Information provided:
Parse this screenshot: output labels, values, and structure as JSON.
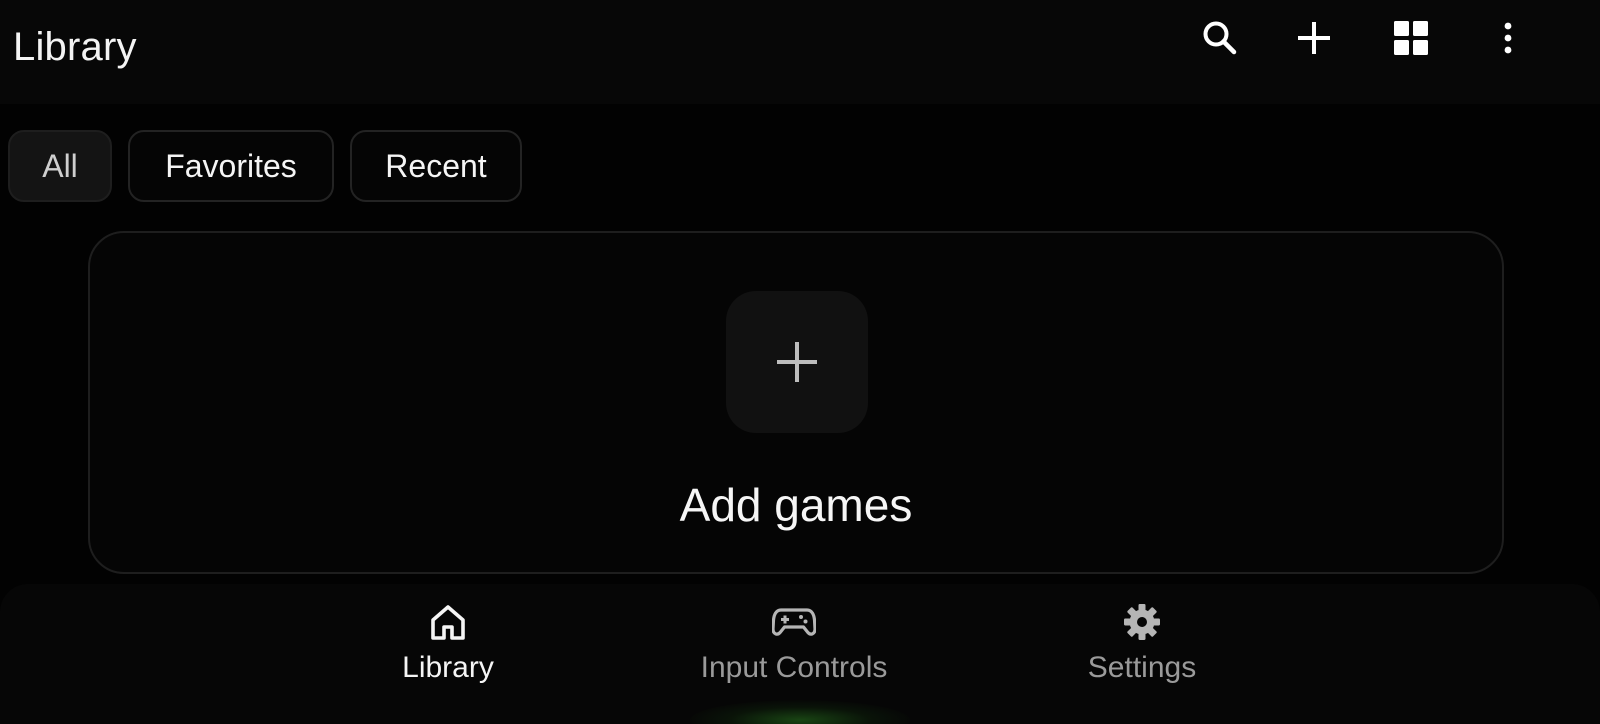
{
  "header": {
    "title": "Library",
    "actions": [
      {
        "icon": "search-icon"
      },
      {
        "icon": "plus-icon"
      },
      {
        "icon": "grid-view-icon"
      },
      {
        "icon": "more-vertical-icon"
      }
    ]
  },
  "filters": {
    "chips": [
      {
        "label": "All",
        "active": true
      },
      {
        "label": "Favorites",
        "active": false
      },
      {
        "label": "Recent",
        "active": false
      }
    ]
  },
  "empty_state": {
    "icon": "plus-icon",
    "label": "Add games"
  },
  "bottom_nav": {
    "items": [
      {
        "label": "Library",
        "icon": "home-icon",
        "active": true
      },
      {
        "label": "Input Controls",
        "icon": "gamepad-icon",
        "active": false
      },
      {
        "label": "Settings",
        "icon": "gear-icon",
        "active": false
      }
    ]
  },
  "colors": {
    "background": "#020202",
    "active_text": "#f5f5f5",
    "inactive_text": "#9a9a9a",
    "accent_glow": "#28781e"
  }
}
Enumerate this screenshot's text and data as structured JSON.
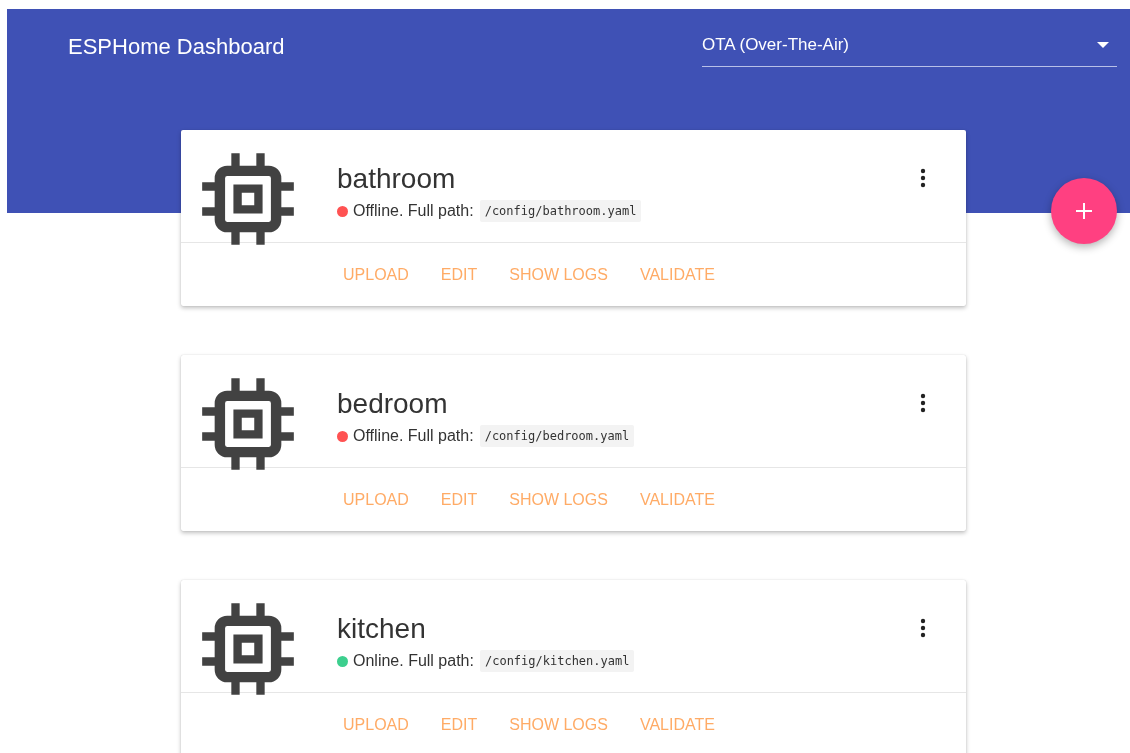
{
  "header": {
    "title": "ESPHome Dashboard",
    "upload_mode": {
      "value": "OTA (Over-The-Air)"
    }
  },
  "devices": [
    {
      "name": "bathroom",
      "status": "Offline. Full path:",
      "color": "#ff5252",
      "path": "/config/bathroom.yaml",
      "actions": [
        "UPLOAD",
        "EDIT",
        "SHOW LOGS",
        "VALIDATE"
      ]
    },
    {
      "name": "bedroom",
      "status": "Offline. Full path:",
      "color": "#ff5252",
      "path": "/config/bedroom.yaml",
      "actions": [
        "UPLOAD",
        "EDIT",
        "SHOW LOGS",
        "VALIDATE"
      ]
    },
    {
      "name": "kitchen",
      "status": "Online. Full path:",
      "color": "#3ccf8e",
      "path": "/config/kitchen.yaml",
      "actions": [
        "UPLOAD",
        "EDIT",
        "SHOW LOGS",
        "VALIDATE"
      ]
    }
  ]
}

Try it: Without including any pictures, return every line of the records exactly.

Response:
Parse this screenshot: output labels, values, and structure as JSON.
{
  "header": {
    "title": "Library",
    "actions": [
      {
        "icon": "search-icon"
      },
      {
        "icon": "plus-icon"
      },
      {
        "icon": "grid-view-icon"
      },
      {
        "icon": "more-vertical-icon"
      }
    ]
  },
  "filters": {
    "chips": [
      {
        "label": "All",
        "active": true
      },
      {
        "label": "Favorites",
        "active": false
      },
      {
        "label": "Recent",
        "active": false
      }
    ]
  },
  "empty_state": {
    "icon": "plus-icon",
    "label": "Add games"
  },
  "bottom_nav": {
    "items": [
      {
        "label": "Library",
        "icon": "home-icon",
        "active": true
      },
      {
        "label": "Input Controls",
        "icon": "gamepad-icon",
        "active": false
      },
      {
        "label": "Settings",
        "icon": "gear-icon",
        "active": false
      }
    ]
  },
  "colors": {
    "background": "#020202",
    "active_text": "#f5f5f5",
    "inactive_text": "#9a9a9a",
    "accent_glow": "#28781e"
  }
}
Enumerate this screenshot's text and data as structured JSON.
{
  "header": {
    "title": "ESPHome Dashboard",
    "upload_mode": {
      "value": "OTA (Over-The-Air)"
    }
  },
  "devices": [
    {
      "name": "bathroom",
      "status": "Offline. Full path:",
      "color": "#ff5252",
      "path": "/config/bathroom.yaml",
      "actions": [
        "UPLOAD",
        "EDIT",
        "SHOW LOGS",
        "VALIDATE"
      ]
    },
    {
      "name": "bedroom",
      "status": "Offline. Full path:",
      "color": "#ff5252",
      "path": "/config/bedroom.yaml",
      "actions": [
        "UPLOAD",
        "EDIT",
        "SHOW LOGS",
        "VALIDATE"
      ]
    },
    {
      "name": "kitchen",
      "status": "Online. Full path:",
      "color": "#3ccf8e",
      "path": "/config/kitchen.yaml",
      "actions": [
        "UPLOAD",
        "EDIT",
        "SHOW LOGS",
        "VALIDATE"
      ]
    }
  ]
}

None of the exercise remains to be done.